by Laurie Sullivan @lauriesullivan , 5 hours ago Microsoft will shut down its current version of LinkedIn in China to rid the site of social networking features, making it the last major U.S. social network to leave the country. Microsoft announced Thursday in a post that after facing a significantly more challenging operating environment and greater compliance requirements in China, LinkedIn would replace its current version with a job-board service, removing social media features like the ability to share opinions and news stories.

The job board will likely retain search features to find job openings.

LinkedIn entered China in 2014. Unlike Twitter and Facebook, China’s government allowed LinkedIn to operate in the country as one of the few U.S. social networking because early on it agreed to restrict some content to follow state censorship rules.

In March, the company paused new member sign-ups for its service in China while trying to comply with local law.

“We’re a global platform with an obligation to respect the laws that apply to us, including adhering to Chinese government regulations for our localized version of LinkedIn in China,” the company posted a statement earlier this year.

In June, some users in China found that LinkedIn began blocking profiles based on "prohibited" content in the country. The WSJ reported that Eyck Freymann, an Oxford University doctoral student, got a notice from LinkedIn telling him his account had been blocked in China.
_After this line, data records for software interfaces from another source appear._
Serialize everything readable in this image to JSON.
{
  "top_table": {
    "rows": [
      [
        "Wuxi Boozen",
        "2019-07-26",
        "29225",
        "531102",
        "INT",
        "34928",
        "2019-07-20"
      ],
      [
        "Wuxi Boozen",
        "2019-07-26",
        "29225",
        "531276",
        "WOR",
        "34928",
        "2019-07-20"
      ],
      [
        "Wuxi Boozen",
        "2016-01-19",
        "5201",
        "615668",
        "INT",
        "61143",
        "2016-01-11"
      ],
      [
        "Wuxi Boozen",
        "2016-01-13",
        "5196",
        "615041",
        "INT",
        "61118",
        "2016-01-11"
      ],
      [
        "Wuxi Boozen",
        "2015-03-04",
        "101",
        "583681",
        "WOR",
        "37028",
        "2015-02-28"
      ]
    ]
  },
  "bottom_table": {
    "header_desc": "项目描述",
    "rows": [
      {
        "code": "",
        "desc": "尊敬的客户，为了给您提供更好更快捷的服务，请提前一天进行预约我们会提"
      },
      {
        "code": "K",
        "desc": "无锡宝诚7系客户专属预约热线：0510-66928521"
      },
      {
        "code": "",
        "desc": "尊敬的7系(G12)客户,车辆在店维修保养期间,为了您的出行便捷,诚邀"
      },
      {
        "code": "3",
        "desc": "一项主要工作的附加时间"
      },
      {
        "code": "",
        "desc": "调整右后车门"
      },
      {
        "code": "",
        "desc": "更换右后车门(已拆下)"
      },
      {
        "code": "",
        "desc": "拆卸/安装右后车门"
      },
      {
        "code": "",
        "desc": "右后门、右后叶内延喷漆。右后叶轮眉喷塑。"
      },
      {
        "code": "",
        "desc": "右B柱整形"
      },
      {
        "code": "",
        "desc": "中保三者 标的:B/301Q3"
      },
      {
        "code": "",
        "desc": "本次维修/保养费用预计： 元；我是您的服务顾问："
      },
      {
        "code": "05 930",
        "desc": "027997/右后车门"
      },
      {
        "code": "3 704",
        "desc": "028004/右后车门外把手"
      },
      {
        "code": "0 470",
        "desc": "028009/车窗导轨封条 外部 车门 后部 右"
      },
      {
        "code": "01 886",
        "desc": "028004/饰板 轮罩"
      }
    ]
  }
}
The “Experience” section of his profile, which detailed his career history, contained “prohibited” content, he was informed.

LinkedIn couldn't explain why, but Freymann told the WSJ he thought it was "because he had included the words 'Tiananmen Square massacre' in the entry for his two-year stint as a research assistant for a book in 2015."